Company culture is a buzz phrase for job candidates and human resources departments — but it’s something that marketing departments should think about too. Culture and brand ought to go hand in hand, argues Denise Lee Yohn in her new book, “Fusion: How Integrating Brand and Culture Powers the World’s Greatest Companies.”
In it, Yohn encourages companies to build their brands “from the inside out,” integrating it with employees’ experience, not just customers’. Some companies have already pulled off this approach — think Patagonia’s extreme stance on preserving national parks or Outdoor Voice’s motivational marketing. But many other retailers, especially big-box players, have disconnected these two crucial aspects of their identities.
It’s a fusion that requires thought and effort — like any business decision — and one that executives must consider strategically as it relates to their core mission. On the topic, the discussion forum RetailWire asked its BrainTrust panel of retail experts the following questions:
- Do you agree on the need for companies to fuse culture and brand?
- Why do brand communications often vary from an organization’s cultural messages?
- What advice do you have for companies looking to fuse culture and brand?
Here are eight of the most provocative and insightful comments from the discussion. Comments have been edited by Retail Dive for length and clarity.
1. Time to tell a story
Max Goldberg, President, Max Goldberg & Associates: A company’s brand should be reflected in its culture; otherwise there is a disconnect that will impact morale, which will impact sales. Companies need a story behind their brands that encompass what the company does and why it’s important. That same brand identity should be part of the company’s internal culture.
2. Think of it like a long-term relationship
Brandon Rael, Retail Excellence Leader, Tulip Retail: Consumers are seeking long-term relationships with their favorite brands, and have a connection with the company well beyond the products themselves. We associate certain emotions and nostalgic feelings with certain brands not because of the products, but because of what the brand seemingly stands for.
All of the magic we see with Coke’s iconic ad conveys a sense of culture and a sense of why that still resonates today. So yes, your culture is your brand.
3. Can culture become a cult?
Nikki Baird, VP of Retail Innovation, Aptos: Where I pause, not because I have an opinion yet but because I think I’m probably going to have to have one at some point, is the balance between building an organization based on this deeper meaning and crossing some line into cult or group-think status.

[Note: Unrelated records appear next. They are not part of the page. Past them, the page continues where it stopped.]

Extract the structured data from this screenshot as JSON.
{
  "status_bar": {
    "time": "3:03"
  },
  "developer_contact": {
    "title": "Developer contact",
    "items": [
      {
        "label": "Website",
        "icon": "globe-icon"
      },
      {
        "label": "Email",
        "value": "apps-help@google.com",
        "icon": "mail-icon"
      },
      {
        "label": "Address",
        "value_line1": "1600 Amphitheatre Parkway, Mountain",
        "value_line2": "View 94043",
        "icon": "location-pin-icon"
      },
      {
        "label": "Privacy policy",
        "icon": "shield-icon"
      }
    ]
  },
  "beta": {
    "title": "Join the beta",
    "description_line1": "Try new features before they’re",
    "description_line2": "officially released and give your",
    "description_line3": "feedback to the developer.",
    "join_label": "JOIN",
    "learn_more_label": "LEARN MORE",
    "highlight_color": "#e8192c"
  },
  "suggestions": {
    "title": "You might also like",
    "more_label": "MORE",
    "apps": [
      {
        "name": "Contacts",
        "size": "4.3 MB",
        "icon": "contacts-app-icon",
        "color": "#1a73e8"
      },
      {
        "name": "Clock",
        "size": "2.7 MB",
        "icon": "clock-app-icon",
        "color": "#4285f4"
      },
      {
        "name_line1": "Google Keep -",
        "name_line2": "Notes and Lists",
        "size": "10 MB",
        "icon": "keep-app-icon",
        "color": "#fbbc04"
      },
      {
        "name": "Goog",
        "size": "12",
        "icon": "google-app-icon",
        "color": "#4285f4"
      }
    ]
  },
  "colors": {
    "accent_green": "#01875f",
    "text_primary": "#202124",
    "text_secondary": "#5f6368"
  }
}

If my company stands for, say, mental health in teens, then do I insist that every new hire care about that and buy into that? What if they don’t? And with current high awareness of diversity – its challenges and its values – then by demanding buy-in to a company’s deeper meaning, are you locking yourself out of opportunities that would come from different world views and perspectives? I don’t have an answer to that, but it’s something I think every company needs to think about.